Use this form to request reproductions or permission to publish materials from LBI collections.
Students or recent graduates with a reading knowledge of German are encouraged to apply for unpaid archival internships at the Leo Baeck Institute, located at the Center for Jewish History in New York. Knowledge in disciplines such as library science, archival studies, history, Jewish studies or other humanities and social …
Passover in LBI Collections
The Offenbacher Haggadah was published in a bibliophile edition of 300 copies in 1927. It was commissioned by the collector and lawyer Dr. Siegfried Guggenheim (1873–1961).
Dennis Baum fought for restitution of his family’s assets for years following the German reunification. The records of the Simson Company and of its restitution are now preserved in the LBI Archives.
A curated selection of additional documents and links related to the Kindertransport to complement LBI and Yeshiva University Museum's exhibition.
The LBI Archives contain over 25,000 photographs ranging from family snapshots to the estates of professional photographers to albums assembled by Jewish communal institutions.
I. Introduction The purpose of this policy is to define subject areas for collection development, and to determine how intensely we will collect in each area. The policy will be used to guide our decisions in purchasing, accepting donations and weeding. A. Objectives The mission of the library remains to …

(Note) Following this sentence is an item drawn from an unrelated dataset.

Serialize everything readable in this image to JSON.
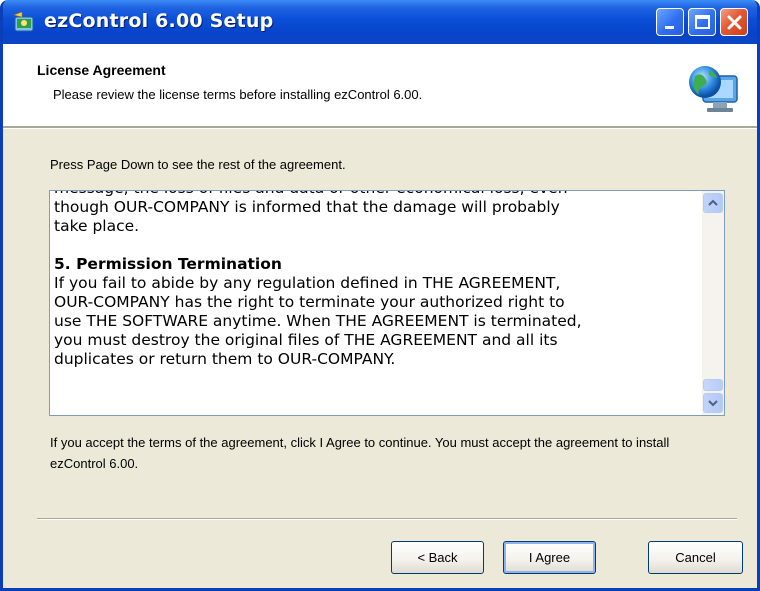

LBI collections grew out of an effort to salvage the material and intellectual culture of German-speaking Jews after Holocaust, and today the encompass centuries of Central European History.